Around here, we do like our retreads, particularly in politics.
In Hillsborough County, elected officials flit from seat to seat, City Council to County Commission or vice versa, maybe throwing in a bid for mayor. (See: Ferlita, Rose; Scott, Tom; and White, Kevin.)
Yes, experience and seasoning can be good things, though sometimes it seems we have such a limited supply of people willing to put up with the political process, we reuse them like rinsed-out Ziplocs.
Heck, also see Greco, Dick, who first ran the city in the 1960s and is rumored to be mulling another mayoral run at a spry 76. We've even had a former commissioner who went to jail in a bribery scandal run for office again.
Do we love this town or what?
So here are some questions about two seats suddenly up for appointment (and then election) on the City Council: Familiar faces or fresh ones? And should anyone who hopes to make the gig permanent even bother to apply, given the stink-eye they might face?

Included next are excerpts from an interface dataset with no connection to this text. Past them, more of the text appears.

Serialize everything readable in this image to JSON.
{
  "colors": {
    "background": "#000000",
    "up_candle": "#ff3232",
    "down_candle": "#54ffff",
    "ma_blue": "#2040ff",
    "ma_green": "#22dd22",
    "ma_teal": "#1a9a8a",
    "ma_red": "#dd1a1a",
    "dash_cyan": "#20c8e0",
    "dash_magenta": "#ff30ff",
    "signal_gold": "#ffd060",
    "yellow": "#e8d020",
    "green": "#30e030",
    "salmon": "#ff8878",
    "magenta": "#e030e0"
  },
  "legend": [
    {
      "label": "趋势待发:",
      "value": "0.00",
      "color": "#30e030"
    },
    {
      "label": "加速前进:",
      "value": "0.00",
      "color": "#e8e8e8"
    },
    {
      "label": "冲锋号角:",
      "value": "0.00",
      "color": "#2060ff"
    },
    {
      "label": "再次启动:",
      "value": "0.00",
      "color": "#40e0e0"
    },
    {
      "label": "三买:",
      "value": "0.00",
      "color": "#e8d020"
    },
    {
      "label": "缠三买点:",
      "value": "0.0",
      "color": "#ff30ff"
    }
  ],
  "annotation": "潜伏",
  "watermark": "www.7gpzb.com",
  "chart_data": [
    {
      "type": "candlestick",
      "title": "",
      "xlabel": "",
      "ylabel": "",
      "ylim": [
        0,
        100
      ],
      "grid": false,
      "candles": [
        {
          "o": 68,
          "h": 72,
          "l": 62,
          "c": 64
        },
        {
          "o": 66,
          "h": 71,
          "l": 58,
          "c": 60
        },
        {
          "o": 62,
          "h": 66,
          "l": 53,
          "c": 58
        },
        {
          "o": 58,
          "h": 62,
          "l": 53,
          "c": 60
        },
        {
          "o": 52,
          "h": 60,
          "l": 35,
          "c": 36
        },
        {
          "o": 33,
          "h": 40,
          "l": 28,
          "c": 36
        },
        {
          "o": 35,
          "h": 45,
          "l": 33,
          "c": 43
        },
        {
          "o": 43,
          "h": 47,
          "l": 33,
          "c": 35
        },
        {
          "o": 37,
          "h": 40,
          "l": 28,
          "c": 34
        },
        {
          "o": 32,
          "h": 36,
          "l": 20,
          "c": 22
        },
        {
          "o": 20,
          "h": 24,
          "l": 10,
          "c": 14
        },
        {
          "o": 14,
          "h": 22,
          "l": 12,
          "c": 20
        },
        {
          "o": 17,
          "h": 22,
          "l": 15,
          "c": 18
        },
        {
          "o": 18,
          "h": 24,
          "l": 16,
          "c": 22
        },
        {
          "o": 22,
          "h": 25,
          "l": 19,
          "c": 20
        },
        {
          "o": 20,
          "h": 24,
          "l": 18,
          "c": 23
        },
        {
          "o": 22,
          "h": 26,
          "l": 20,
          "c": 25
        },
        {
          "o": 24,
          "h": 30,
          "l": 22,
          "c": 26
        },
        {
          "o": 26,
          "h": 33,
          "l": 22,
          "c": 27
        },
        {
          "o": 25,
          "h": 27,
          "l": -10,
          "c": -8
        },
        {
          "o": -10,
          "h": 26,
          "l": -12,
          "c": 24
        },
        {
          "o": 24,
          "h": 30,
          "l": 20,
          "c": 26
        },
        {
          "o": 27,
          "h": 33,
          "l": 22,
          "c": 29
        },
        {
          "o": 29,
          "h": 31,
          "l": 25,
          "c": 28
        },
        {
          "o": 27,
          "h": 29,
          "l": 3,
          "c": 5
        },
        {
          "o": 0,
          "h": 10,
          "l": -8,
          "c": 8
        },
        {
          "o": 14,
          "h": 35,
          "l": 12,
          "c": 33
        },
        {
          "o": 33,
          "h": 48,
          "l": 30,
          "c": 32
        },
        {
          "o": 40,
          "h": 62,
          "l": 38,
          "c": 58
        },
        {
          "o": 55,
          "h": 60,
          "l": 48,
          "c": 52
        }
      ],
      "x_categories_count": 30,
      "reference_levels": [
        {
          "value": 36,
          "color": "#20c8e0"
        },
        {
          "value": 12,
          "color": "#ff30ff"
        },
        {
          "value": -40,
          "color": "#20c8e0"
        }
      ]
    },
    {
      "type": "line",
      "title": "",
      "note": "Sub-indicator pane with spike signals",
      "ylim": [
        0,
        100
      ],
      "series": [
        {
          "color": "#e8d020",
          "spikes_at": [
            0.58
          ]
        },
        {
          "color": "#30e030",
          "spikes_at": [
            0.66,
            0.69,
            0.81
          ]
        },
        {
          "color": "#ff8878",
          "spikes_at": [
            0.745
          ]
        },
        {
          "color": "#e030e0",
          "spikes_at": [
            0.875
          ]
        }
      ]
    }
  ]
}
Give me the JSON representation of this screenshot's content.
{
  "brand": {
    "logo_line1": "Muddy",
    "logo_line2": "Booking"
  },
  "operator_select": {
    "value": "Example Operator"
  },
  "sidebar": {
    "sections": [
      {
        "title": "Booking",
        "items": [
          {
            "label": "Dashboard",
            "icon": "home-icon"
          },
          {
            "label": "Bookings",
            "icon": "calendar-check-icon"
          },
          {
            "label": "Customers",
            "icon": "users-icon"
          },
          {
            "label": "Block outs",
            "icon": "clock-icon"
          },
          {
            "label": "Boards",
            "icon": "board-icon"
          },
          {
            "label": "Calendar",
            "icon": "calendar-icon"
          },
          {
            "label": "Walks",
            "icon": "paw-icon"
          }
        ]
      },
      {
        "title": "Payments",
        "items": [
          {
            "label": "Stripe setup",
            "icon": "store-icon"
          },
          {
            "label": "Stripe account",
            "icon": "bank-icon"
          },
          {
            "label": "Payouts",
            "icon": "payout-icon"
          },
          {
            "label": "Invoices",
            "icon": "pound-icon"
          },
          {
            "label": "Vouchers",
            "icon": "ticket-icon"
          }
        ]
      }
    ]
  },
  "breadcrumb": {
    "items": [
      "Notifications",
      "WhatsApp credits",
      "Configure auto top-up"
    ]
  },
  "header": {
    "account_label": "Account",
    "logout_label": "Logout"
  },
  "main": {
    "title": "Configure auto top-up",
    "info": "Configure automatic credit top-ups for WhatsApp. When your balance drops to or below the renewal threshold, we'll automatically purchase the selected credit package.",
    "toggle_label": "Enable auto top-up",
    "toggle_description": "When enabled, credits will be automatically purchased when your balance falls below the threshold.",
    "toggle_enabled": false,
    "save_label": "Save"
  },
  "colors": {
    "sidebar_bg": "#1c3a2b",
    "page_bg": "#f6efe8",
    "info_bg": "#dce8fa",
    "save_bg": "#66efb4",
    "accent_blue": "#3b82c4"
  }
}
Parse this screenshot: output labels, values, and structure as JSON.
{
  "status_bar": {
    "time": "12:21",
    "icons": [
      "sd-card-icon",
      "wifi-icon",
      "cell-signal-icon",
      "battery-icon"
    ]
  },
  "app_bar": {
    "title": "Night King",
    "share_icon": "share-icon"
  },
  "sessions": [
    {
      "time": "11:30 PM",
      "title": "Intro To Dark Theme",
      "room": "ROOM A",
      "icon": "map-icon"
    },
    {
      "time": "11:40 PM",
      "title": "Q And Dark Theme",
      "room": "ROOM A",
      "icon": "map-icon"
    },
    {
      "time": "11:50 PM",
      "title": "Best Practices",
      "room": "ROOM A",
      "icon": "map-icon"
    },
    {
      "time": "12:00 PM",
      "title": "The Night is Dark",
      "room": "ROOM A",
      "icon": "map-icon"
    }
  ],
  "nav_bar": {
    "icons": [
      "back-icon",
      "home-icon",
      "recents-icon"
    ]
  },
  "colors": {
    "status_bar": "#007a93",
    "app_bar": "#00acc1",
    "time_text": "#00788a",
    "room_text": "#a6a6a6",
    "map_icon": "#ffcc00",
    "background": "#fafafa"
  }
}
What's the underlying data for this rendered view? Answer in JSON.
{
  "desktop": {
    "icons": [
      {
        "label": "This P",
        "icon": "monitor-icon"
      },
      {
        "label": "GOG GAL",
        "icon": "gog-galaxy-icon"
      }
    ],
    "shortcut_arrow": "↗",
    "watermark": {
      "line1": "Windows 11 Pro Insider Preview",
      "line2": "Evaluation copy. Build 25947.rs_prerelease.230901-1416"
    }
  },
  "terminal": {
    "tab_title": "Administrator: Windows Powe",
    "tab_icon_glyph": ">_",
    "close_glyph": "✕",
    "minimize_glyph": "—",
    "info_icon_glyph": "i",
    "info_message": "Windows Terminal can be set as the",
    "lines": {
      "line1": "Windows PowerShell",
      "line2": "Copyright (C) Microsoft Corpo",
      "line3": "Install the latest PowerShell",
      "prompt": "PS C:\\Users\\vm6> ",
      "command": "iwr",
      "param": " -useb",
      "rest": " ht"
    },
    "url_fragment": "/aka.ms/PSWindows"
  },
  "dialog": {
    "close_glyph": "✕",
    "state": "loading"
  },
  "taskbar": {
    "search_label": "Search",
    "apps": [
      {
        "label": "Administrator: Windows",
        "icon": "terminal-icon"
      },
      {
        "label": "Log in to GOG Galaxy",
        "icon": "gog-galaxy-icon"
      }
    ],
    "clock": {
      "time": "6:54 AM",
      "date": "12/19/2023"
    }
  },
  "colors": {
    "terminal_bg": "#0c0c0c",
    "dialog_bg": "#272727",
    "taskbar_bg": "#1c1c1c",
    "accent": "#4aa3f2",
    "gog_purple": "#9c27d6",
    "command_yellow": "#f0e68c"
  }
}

The aforementioned flitting is what got Tampa in its current quandary. Council members John Dingfelder and Linda Saul-Sena abruptly resigned their seats to try to hang onto their spots on the County Commission ballot after both missed an election deadline. Theirs is a complicated tangle, and, in the meantime, the council must fill their chairs.
Did I mention retreads? Among nearly a dozen hopefuls, as of Tuesday, were former County Commissioner Joe Chillura (who notably says he will donate his salary to the city); Joe Greco, 74, and a councilman until 1998; and former City Council member Mary Alvarez, whose wide-eyed naivete on the dais always made me want to follow criticism of her with, "But bless her heart."
Now, question No. 18 on the council application is an interesting query: Do you intend to be a candidate for Tampa City Council in the March 2011 municipal election? No, some wrote. And yes. And undecided.
During a similar appointment in 2006, concerns were raised about naming a person who would then run and presumably have a leg up. But you couldn't exactly extract a blood promise from an appointee not to run, because what if they actually liked it? Or, imagine, turned out to be good at it? So the council included that question No. 18, with each board member considering the answer for themselves. (Uh, oh.)
So here's my question: Do we necessarily want someone not interested in the job long-term? Just asking. And on that 2006 situation: A fellow named Frank Reddick did get appointed, and did run, and lost. So much for a leg up.
There's some possibility in the current lineup, which includes a former assistant city attorney who ran unsuccessfully, the former head of the Hillsborough NAACP, a young jewelry salesman and a businessman who has done admirable battle with the city itself. (Strip club king and perpetual candidate Joe Redner is unavailable, having filed for a state House seat. Sigh.)
The deadline to apply is July 12, and here's a thought for the council: Forget patronage, payback or putting someone on the board whose views look like yours. Forget worrying about political advantage that may or may not be reality.
Me, I'd like to see fresh faces — not to mention new thinking — even if (gasp) they plan to make a career of it.